The question of who is mute and who can talk is at the heart of the climate crisis. Ghosh said the burden of imaginatively restoring the agency of nature falls on artists and storytellers, and it is both an aesthetic and a political task.

Mary Oliver admits that writing or art will never compare to a true nature experience. “‘Come with me to the field of sunflowers’ is a better line than anything you’ll find here, and the sunflowers themselves are far more wonderful than any word about them,” she wrote. Creativity is a vain attempt to capture nature – it is little more than an expression of hope. And everybody knows that hope is the thing with feathers; I would rather we try and fail to capture nature than not try at all.

Earlier this month, Just Stop Oil activists threw tomato soup at Van Gogh’s ‘Sunflowers’ in protest against UK government fossil fuel licensing. The incident went viral and ended up on front pages around the world.

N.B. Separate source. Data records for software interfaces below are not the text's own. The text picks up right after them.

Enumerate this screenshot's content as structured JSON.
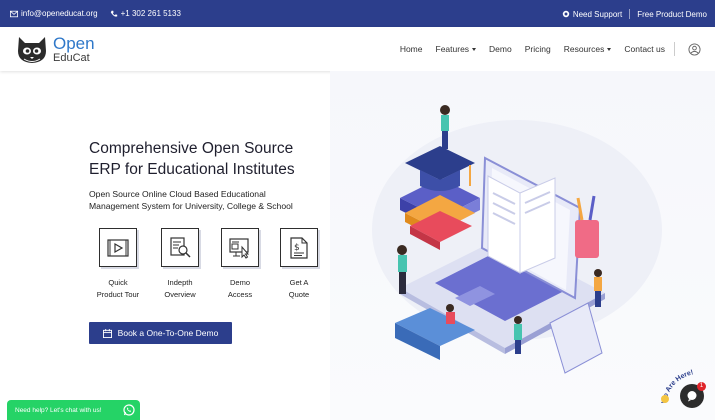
{
  "topbar": {
    "email": "info@openeducat.org",
    "phone": "+1 302 261 5133",
    "support": "Need Support",
    "demo": "Free Product Demo"
  },
  "nav": {
    "logo_line1": "Open",
    "logo_line2": "EduCat",
    "items": [
      "Home",
      "Features",
      "Demo",
      "Pricing",
      "Resources",
      "Contact us"
    ]
  },
  "hero": {
    "title_line1": "Comprehensive Open Source",
    "title_line2": "ERP for Educational Institutes",
    "subtitle_line1": "Open Source Online Cloud Based Educational",
    "subtitle_line2": "Management System for University, College & School",
    "features": [
      {
        "line1": "Quick",
        "line2": "Product Tour",
        "icon": "video-icon"
      },
      {
        "line1": "Indepth",
        "line2": "Overview",
        "icon": "document-search-icon"
      },
      {
        "line1": "Demo",
        "line2": "Access",
        "icon": "monitor-cursor-icon"
      },
      {
        "line1": "Get A",
        "line2": "Quote",
        "icon": "dollar-document-icon"
      }
    ],
    "cta": "Book a One-To-One Demo"
  },
  "chat": {
    "text": "Need help? Let's chat with us!",
    "widget_text": "We Are Here!",
    "badge": "1"
  },
  "colors": {
    "primary": "#2c3e8c",
    "whatsapp": "#25d366",
    "logo_blue": "#2f78c9"
  }
}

Perhaps it takes the most famous artistic depiction of the threatened natural world for us to realize what is really at stake. Numbers and science alone are not enough – we need performance, we need storytelling. The stories cut through the noise and bring the climate crisis to the forefront of our minds. They help us understand the emotional magnitude of climate catastrophe. Music, literature, film, fashion and art help us both visualize the climate crisis, but also connect us to what we stand to lose. Poets have always written about nature, but now, more than ever, we need a variety of works that allow nature to lament and connect creatively.

“Pure Colour”, a novel by Sheila Heti, is an unconventional example. The book is a sincere and abstract look at a woman who has just lost her father. It presupposes that this world is the first draft of creation, and that the Creator is preparing to destroy it to create a perfect second draft. The ice caps are melting, the seasons have become postmodern, all the water has plastic in it, grief abounds, and humanity is unsure how to carry on. And so they create art. They channel their rage, joy and pain into their own second versions, through art, stories and plays. They learn to love when the world ends and find beauty and meaning in their imperfect world.

In the book, Heti finds unexpected ways for nature to speak by merging human experience with animal and plant life. In the first draft of the universe, “plants were the grateful recipients of all consciousness” and they told stories because they had “front row seats in the cosmic landscape”. In the second draft, they will have more agency. They “won’t remember how we cut them…the vegetables won’t tell tales…they’ll have a happy innocence that first draft plants don’t have”. The book seems to say that we must learn to listen while nature still has stories to tell, and we must incorporate them into the visions of our own second versions while we still have the chance.

We also need to be humble, and we’ve seen that storytelling can be a powerful way to build empathy and break down perceptions of human exceptionalism. “Humility is the price of the leaf world,” Oliver says. Vain glory is our scourge, we humans. Folk tales that honor nature, Indigenous knowledge focused on resilience and conservation, and granted rivers juridic people are all evidence of how culture can foster sustainable attitudes and practices.

And so, maybe “folklore” signaled the need to return to nature. Cottagecore can be a TikTok aesthetic as well as a response to commercialism and a driver of sustainability. Our desire to be frogs on water lilies and little worms can help us empathize with nature. After all, according to Mary Oliver, attention is the beginning of devotion.